China Construction Bank's dim sum bond to spark new international bank issuance
China Construction Bank's dim sum bond serves to promote London as an offshore renminbi hub while boosting the internationalization of the renminbi, say market players.
The move by China Construction Bank (CCB) to issue a dim sum bond out of London – the first Chinese bank to do so – should spur Citi, RBS and Standard Chartered to launch similar transactions to market London's status as a renminbi trading hub, says the head of a City steering committee.
The RMB1 billion ($160.56 million), three-year bond launched on Friday, with a yield of 3.3%, will be issued through CCB’s London outlet. The capital raised will be used to further develop CCB’s RMB business out of London.
“The bond issuance indicates the confidence CCB has in the London market," says Mark Boleat, chairman of the policy and resources committee at the City of London. Under Boleat’s chairmanship, the City has set up a steering committee to further develop London as an offshore RMB hub. The committee was set up on April 18 – the same day HSBC issued its first dim sum bond out of the city. The recent issue by CCB will spur on other banks to launch similar deals to build up pools of liquidity, says Boleat. “I do think it would be safe to say that international banks, such as Citi, RBS and Standard Chartered, would look to issue dim sum bonds out of London to build liquidity in the market and facilitate their business in Asia,” says Boleat. “I expect many more [companies] to dip their toes in the water.”
HSBC raised RMB2 billion from the issuance with 60% being placed in Europe. The landmark issuance attracted demand for more than RMB4.25 billion, highlighting Europe’s appetite for dim sum.
CCB’s dim sum bond will also bode well for the internationalization of the RMB, as the bond will help build up liquidity outside of China and Hong Kong, and encourage trade settlement in the currency, he says.

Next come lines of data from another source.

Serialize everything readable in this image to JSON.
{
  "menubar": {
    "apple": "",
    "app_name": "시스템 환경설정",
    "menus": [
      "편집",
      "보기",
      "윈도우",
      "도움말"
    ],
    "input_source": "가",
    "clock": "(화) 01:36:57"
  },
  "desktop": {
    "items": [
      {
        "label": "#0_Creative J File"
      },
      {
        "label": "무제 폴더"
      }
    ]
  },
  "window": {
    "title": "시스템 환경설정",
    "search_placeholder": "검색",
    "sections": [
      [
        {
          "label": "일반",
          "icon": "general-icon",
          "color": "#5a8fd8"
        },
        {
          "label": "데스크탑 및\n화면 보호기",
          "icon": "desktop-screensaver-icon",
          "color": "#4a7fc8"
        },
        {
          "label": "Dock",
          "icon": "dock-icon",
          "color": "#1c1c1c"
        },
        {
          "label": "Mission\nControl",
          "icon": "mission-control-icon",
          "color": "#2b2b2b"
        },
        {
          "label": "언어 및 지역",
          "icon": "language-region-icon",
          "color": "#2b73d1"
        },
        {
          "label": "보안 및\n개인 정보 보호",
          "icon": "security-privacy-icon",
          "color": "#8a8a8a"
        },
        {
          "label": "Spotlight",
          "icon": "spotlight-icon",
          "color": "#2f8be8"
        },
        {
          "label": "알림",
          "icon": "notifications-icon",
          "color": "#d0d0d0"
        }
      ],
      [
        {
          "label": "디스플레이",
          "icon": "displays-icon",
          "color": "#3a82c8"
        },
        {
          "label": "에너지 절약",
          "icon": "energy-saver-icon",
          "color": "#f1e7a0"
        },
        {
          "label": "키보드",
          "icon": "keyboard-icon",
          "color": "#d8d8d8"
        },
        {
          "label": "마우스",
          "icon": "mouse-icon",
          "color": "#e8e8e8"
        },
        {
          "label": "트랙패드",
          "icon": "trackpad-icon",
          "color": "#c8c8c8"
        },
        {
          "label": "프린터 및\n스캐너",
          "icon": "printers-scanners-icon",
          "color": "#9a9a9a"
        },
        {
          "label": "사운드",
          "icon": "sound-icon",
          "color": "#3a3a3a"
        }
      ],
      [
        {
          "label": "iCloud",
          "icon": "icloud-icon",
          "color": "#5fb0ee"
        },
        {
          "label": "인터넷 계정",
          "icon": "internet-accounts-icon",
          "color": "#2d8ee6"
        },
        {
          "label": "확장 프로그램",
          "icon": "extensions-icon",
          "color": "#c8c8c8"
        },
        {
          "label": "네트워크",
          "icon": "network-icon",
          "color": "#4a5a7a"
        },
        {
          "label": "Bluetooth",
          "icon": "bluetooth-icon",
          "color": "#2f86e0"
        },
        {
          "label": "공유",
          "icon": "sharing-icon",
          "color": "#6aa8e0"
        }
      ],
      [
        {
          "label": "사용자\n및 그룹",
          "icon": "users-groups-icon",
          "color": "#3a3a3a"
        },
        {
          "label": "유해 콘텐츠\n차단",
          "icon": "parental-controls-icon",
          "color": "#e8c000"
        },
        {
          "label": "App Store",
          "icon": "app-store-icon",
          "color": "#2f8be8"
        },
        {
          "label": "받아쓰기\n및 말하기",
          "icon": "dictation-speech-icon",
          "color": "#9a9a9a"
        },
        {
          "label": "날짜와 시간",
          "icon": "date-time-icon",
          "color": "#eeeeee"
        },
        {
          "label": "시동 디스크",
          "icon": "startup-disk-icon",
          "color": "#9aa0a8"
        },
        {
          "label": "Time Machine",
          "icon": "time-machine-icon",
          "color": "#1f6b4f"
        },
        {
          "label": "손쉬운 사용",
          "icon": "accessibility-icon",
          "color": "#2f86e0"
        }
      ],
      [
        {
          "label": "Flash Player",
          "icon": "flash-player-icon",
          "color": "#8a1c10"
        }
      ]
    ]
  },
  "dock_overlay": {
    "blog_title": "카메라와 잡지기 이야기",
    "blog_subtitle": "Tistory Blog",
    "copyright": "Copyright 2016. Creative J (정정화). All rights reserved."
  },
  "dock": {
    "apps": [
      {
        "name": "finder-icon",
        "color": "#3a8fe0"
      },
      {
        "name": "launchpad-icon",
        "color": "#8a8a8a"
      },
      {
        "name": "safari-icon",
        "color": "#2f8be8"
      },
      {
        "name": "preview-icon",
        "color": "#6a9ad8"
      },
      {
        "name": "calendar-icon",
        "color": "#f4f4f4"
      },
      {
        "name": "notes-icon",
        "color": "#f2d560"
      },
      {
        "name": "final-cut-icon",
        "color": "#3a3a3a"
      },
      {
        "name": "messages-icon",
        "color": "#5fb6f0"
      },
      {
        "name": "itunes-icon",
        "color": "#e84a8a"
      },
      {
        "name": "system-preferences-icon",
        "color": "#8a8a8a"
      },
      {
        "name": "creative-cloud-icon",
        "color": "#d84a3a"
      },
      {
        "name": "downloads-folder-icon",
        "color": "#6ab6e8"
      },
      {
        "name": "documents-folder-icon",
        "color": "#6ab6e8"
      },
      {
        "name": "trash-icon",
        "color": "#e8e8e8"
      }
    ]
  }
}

In a recent HSBC survey, 77% of those interviewed believed that by 2015 a third of all trade with China will be finalized in RMB and companies with a strong foothold in China saw value in using RMB for transactions. Just over half of respondents based in China said they would consider a discount to their trading partners for using RMB, and 41% of respondents were prepared to offer a substantial 3% discount, with some surveyed even willing to offer discounts of 7% or more.
In another push towards internationalization, Beijing opened up its capital markets to the international community further by extending its Qualified Foreign Institutional Investor scheme to $80 billion from $30 billion in April this year. A record $2.8 billion was issued to foreign investors in October this year alone.
However, at current levels, international use of the RMB lags behind China’s economic might. According to a report by the IMF, in 2011 China accounted for 10% in global trade, up from 4% in the previous decade, but only 8% of China’s total trade in goods and services were settled in RMB.